Logs are stored on the aircraft in a microsd card that can only be accessed via USB, and localized connection. The local connection does not require internet connection; Yuneec provides a service application (free download) that does not use the internet (because it's local). The transmitter ""can"" be connected to the internet, but no application phones home.
DJI knew what they were doing, this has been known in the industry for more than a year.
My company services DJI, Yuneec, and Autel products (and the junk e-hang too). We are well aware of who is doing what. Yuneec, Autel, e-hang also weren't funded by/partnered with the PRC as DJI is.

barry cash's picture

Where is the Army internal memos when you really need them? When Hilary gave the Russians our Uranium, or when the Army 'lost track of $1bn worth of arms'. I'm sure a ban on one drone manufacturer will send a message but at the cost of what?
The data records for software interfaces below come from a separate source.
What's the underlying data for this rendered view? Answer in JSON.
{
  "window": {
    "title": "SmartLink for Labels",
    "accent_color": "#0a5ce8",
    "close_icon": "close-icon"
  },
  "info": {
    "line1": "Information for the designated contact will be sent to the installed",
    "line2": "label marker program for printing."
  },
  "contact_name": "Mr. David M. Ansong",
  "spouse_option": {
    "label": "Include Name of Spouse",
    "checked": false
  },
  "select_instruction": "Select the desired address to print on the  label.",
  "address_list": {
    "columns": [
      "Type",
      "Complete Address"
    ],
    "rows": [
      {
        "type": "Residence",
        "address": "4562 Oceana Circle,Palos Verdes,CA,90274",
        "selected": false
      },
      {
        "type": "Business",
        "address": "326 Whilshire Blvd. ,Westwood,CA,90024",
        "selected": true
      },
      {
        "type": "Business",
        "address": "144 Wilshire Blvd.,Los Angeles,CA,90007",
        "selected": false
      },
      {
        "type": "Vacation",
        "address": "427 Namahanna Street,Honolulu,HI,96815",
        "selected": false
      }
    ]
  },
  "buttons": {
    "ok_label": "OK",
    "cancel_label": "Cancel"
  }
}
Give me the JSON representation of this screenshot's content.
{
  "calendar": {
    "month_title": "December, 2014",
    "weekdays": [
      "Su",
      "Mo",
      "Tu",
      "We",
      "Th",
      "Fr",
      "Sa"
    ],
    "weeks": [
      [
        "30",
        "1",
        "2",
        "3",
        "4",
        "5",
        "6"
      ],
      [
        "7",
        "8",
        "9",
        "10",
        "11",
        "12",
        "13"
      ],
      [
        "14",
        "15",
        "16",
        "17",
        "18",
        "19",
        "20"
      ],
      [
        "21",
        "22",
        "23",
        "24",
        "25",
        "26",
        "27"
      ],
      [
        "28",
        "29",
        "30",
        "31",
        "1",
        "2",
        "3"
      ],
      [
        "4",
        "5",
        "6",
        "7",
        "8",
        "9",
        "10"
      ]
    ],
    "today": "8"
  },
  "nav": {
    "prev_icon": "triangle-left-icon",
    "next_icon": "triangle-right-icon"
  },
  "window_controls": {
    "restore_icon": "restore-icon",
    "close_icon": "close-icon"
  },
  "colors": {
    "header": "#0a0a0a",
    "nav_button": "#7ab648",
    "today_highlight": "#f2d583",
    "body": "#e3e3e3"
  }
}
Heck every where you go your being watched even in your living room where is the ban on TVs with smart logic and cameras....you know they are watching ...you just don't know who they is.

Campbell Sinclair's picture

Here's my take and im probably wrong but; DJI is from China. Last time I looked China was communist which means no private business. While this hasn't been totally perused with gusto China has the mandate to legally involve themselves in a local company even more so than the NSA/CIA with backdoor in tech company. DJI has servers in China which receives all of the Go apps info which would include DJI products used by the US armed forces. Probably not a good idea on their part to send location and other into of drones used by the military to servers on China were the Gov can get their hands on the info.
Also periodically DJI issues firmware updates.Nothing to stop Chinese government embedding all sorts of things in there. The mind boggles. In fact it is every surprising the Pentagon would allow the use of consumer electronics made in China by a company based in China and subject to Chinese government interference (remember Hauwei ?) If Hauwei is a security risk then why not DJI at the time ?

Kirk Darling's picture

The Chinese would have to be rather naïve not to have embedded STUXNET type worms in a whole host of devices. And the US would be naïve to believe they hadn't.